"Electronic medical records can give us greater efficiency and lower cost. But those benefits must not come at the cost of loss of privacy," Shalala said. "The proposals we are making today will help protect against one kind of threat -- the vulnerability of information in electronic formats. Now we need to finish the bigger job and create broader legal protections for the privacy of those records."
Today's proposed regulations include technical guidance as well as administrative requirements for those who use electronic health information, medical records of individuals. All health plans, health care providers, and health care clearinghouses that maintain or transmit health information electronically will be required to establish and maintain responsible and appropriate safeguards to ensure the integrity and confidentiality of the information.
Depending on size and complexity, health care businesses will have different security needs. All will have to comply with the security requirements.
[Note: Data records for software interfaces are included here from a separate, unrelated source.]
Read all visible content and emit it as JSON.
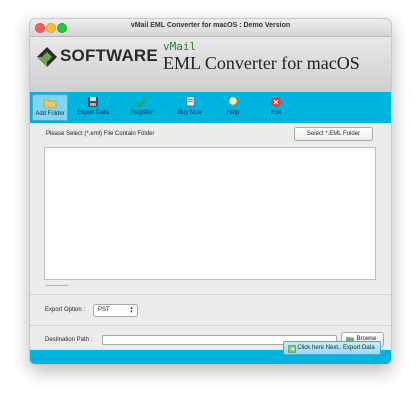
{
  "window": {
    "title": "vMail EML Converter for macOS : Demo Version"
  },
  "banner": {
    "logo_text": "SOFTWARE",
    "product_small": "vMail",
    "product_large": "EML Converter for macOS"
  },
  "toolbar": {
    "items": [
      {
        "label": "Add Folder",
        "icon": "folder-icon",
        "active": true
      },
      {
        "label": "Export Data",
        "icon": "disk-icon",
        "active": false
      },
      {
        "label": "Register",
        "icon": "checkmark-icon",
        "active": false
      },
      {
        "label": "Buy Now",
        "icon": "cart-icon",
        "active": false
      },
      {
        "label": "Help",
        "icon": "lightbulb-icon",
        "active": false
      },
      {
        "label": "Exit",
        "icon": "exit-icon",
        "active": false
      }
    ]
  },
  "main": {
    "prompt": "Please Select (*.eml) File Contain Folder",
    "select_button": "Select *.EML Folder",
    "status_text": "-----------"
  },
  "export": {
    "label": "Export Option :",
    "selected": "PST"
  },
  "destination": {
    "label": "Destination Path :",
    "value": "",
    "browse_label": "Browse"
  },
  "footer": {
    "next_button": "Click here Next.. Export Data"
  },
  "colors": {
    "accent": "#00b4e0",
    "logo_green": "#6aa84f",
    "logo_dark": "#2b2b2b"
  }
}
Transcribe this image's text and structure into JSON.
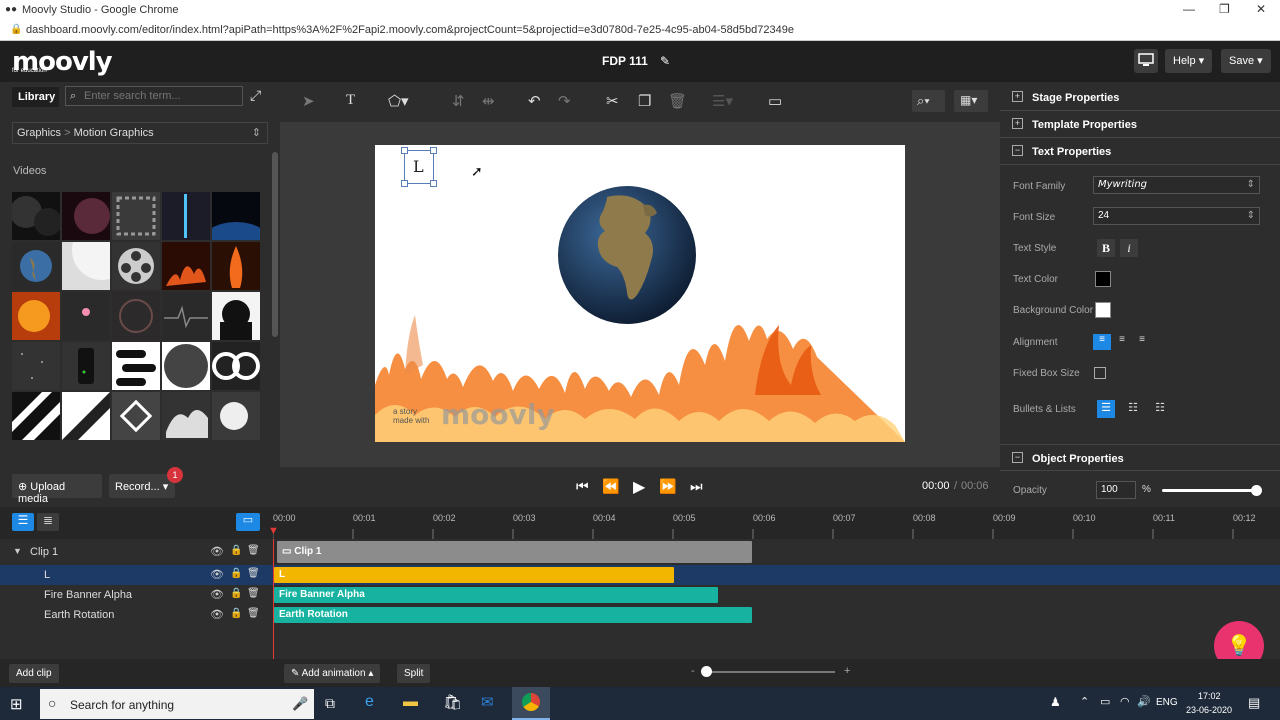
{
  "browser": {
    "title": "Moovly Studio - Google Chrome",
    "url": "dashboard.moovly.com/editor/index.html?apiPath=https%3A%2F%2Fapi2.moovly.com&projectCount=5&projectid=e3d0780d-7e25-4c95-ab04-58d5bd72349e"
  },
  "header": {
    "logo": "moovly",
    "logo_sub": "for education",
    "project_title": "FDP 111",
    "help_label": "Help",
    "save_label": "Save"
  },
  "library": {
    "tab_label": "Library",
    "search_placeholder": "Enter search term...",
    "breadcrumb": [
      "Graphics",
      "Motion Graphics"
    ],
    "section_title": "Videos",
    "upload_label": "Upload media",
    "record_label": "Record...",
    "record_badge": "1"
  },
  "stage": {
    "text_object": "L",
    "watermark_small": "a story made with",
    "watermark_logo": "moovly"
  },
  "player": {
    "current_time": "00:00",
    "separator": "/",
    "total_time": "00:06"
  },
  "properties": {
    "stage_title": "Stage Properties",
    "template_title": "Template Properties",
    "text_title": "Text Properties",
    "font_family_label": "Font Family",
    "font_family_value": "Mywriting",
    "font_size_label": "Font Size",
    "font_size_value": "24",
    "text_style_label": "Text Style",
    "bold_label": "B",
    "italic_label": "i",
    "text_color_label": "Text Color",
    "text_color": "#000000",
    "bg_color_label": "Background Color",
    "bg_color": "#ffffff",
    "alignment_label": "Alignment",
    "fixed_box_label": "Fixed Box Size",
    "bullets_label": "Bullets & Lists",
    "object_title": "Object Properties",
    "opacity_label": "Opacity",
    "opacity_value": "100",
    "opacity_unit": "%"
  },
  "timeline": {
    "ticks": [
      "00:00",
      "00:01",
      "00:02",
      "00:03",
      "00:04",
      "00:05",
      "00:06",
      "00:07",
      "00:08",
      "00:09",
      "00:10",
      "00:11",
      "00:12"
    ],
    "clip_label": "Clip 1",
    "clip_bar": "Clip 1",
    "rows": [
      {
        "label": "L",
        "bar": "L",
        "color": "#f2b600"
      },
      {
        "label": "Fire Banner Alpha",
        "bar": "Fire Banner Alpha",
        "color": "#17b3a0"
      },
      {
        "label": "Earth Rotation",
        "bar": "Earth Rotation",
        "color": "#17b3a0"
      }
    ],
    "add_clip": "Add clip",
    "add_animation": "Add animation",
    "split": "Split"
  },
  "taskbar": {
    "search": "Search for anything",
    "lang": "ENG",
    "time": "17:02",
    "date": "23-06-2020"
  },
  "colors": {
    "accent": "#1e88e5",
    "badge": "#d6333c",
    "fab": "#e8336e"
  }
}
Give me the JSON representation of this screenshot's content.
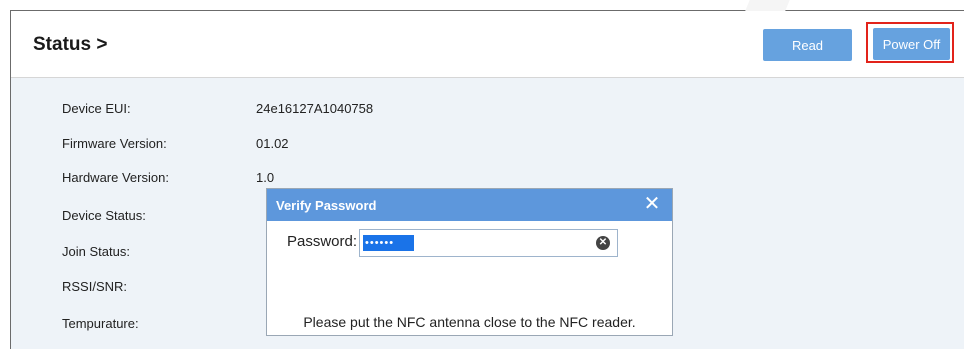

Some businesses may need to implement more sophisticated safeguards than others.
For example, all firms that transmit or maintain electronic health information will need to develop a security plan, provide training for employees, and secure physical access to records. Health information about individuals must be protected during transmission and where maintained in electronic form. Other administrative procedures, physical safeguards, and technical security measures will also be needed.
"This is not a one size fits all security plan," said Nancy-Ann DeParle, Administrator of the Health Care Financing Administration, "but a carefully developed set of standards. They should ensure that individual records are secure while providing the flexibility for each health care business."
The proposal includes an electronic signature standard which specifies that a digital signature be used when an electronic signature is required for one of the standard transactions specified in the law. This standard will verify the identity of the person signing and the authenticity of an electronic health care document.
The proposal, to be published in the Federal Register, is one of a series of administrative simplification efforts required by HIPAA. Other HIPAA-required proposals include standards for a uniform electronic health care claim (and other common administrative transactions), and for reporting diagnoses and procedures in the transactions.
HIPAA also required HHS to establish standards for unique identifier numbers for health care providers, employers and health plans. Proposals have already been made for employers and providers.
In addition, HIPAA called on HHS to adopt standards for a unique health identifier number for each individual American. However, the Clinton Administration has said no proposal for patient identifier numbers will be implemented until privacy protections, as called for by HIPAA, have been put in place.